◆ **PROBLEM STATEMENT**
Reproduce the data exactly, leaving nothing out.
- - - -
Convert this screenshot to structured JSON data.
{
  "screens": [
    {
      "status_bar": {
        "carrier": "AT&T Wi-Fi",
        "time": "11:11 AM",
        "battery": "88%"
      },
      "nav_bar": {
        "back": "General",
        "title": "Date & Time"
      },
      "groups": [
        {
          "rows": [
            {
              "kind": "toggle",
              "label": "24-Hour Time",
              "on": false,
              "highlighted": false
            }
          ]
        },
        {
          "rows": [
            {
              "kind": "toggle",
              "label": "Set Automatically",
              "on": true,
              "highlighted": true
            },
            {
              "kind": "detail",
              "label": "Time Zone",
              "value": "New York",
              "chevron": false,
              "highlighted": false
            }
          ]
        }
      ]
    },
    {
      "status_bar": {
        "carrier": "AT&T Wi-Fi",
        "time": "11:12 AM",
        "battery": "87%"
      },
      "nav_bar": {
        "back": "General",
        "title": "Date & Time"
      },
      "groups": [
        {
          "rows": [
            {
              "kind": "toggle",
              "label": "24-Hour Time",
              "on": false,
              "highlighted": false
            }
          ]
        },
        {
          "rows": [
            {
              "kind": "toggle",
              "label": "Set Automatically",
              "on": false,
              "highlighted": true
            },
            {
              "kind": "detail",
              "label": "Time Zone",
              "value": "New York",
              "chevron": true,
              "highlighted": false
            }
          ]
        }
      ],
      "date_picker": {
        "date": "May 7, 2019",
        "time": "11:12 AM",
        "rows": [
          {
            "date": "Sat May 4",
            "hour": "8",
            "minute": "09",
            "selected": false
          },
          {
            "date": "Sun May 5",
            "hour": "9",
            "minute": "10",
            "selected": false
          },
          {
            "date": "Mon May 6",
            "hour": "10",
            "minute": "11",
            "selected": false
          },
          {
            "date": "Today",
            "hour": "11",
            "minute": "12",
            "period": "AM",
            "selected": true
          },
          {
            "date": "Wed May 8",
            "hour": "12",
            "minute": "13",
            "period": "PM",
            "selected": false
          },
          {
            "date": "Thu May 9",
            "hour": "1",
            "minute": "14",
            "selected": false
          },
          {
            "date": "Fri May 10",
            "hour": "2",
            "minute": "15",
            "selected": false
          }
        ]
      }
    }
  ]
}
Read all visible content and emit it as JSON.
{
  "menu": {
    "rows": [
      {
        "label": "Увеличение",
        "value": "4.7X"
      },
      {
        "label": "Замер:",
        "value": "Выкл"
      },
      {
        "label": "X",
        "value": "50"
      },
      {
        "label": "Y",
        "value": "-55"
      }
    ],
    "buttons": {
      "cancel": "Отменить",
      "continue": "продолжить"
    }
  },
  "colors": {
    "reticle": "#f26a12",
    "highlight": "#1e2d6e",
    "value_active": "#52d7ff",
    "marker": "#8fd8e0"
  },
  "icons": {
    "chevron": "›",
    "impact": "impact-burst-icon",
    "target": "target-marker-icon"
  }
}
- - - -
◆ **TASK RESULT**
Convert this screenshot to structured JSON data.
{
  "screens": [
    {
      "status_bar": {
        "carrier": "AT&T Wi-Fi",
        "time": "11:11 AM",
        "battery": "88%"
      },
      "nav_bar": {
        "back": "General",
        "title": "Date & Time"
      },
      "groups": [
        {
          "rows": [
            {
              "kind": "toggle",
              "label": "24-Hour Time",
              "on": false,
              "highlighted": false
            }
          ]
        },
        {
          "rows": [
            {
              "kind": "toggle",
              "label": "Set Automatically",
              "on": true,
              "highlighted": true
            },
            {
              "kind": "detail",
              "label": "Time Zone",
              "value": "New York",
              "chevron": false,
              "highlighted": false
            }
          ]
        }
      ]
    },
    {
      "status_bar": {
        "carrier": "AT&T Wi-Fi",
        "time": "11:12 AM",
        "battery": "87%"
      },
      "nav_bar": {
        "back": "General",
        "title": "Date & Time"
      },
      "groups": [
        {
          "rows": [
            {
              "kind": "toggle",
              "label": "24-Hour Time",
              "on": false,
              "highlighted": false
            }
          ]
        },
        {
          "rows": [
            {
              "kind": "toggle",
              "label": "Set Automatically",
              "on": false,
              "highlighted": true
            },
            {
              "kind": "detail",
              "label": "Time Zone",
              "value": "New York",
              "chevron": true,
              "highlighted": false
            }
          ]
        }
      ],
      "date_picker": {
        "date": "May 7, 2019",
        "time": "11:12 AM",
        "rows": [
          {
            "date": "Sat May 4",
            "hour": "8",
            "minute": "09",
            "selected": false
          },
          {
            "date": "Sun May 5",
            "hour": "9",
            "minute": "10",
            "selected": false
          },
          {
            "date": "Mon May 6",
            "hour": "10",
            "minute": "11",
            "selected": false
          },
          {
            "date": "Today",
            "hour": "11",
            "minute": "12",
            "period": "AM",
            "selected": true
          },
          {
            "date": "Wed May 8",
            "hour": "12",
            "minute": "13",
            "period": "PM",
            "selected": false
          },
          {
            "date": "Thu May 9",
            "hour": "1",
            "minute": "14",
            "selected": false
          },
          {
            "date": "Fri May 10",
            "hour": "2",
            "minute": "15",
            "selected": false
          }
        ]
      }
    }
  ]
}
Read all visible content and emit it as JSON.
{
  "menu": {
    "rows": [
      {
        "label": "Увеличение",
        "value": "4.7X"
      },
      {
        "label": "Замер:",
        "value": "Выкл"
      },
      {
        "label": "X",
        "value": "50"
      },
      {
        "label": "Y",
        "value": "-55"
      }
    ],
    "buttons": {
      "cancel": "Отменить",
      "continue": "продолжить"
    }
  },
  "colors": {
    "reticle": "#f26a12",
    "highlight": "#1e2d6e",
    "value_active": "#52d7ff",
    "marker": "#8fd8e0"
  },
  "icons": {
    "chevron": "›",
    "impact": "impact-burst-icon",
    "target": "target-marker-icon"
  }
}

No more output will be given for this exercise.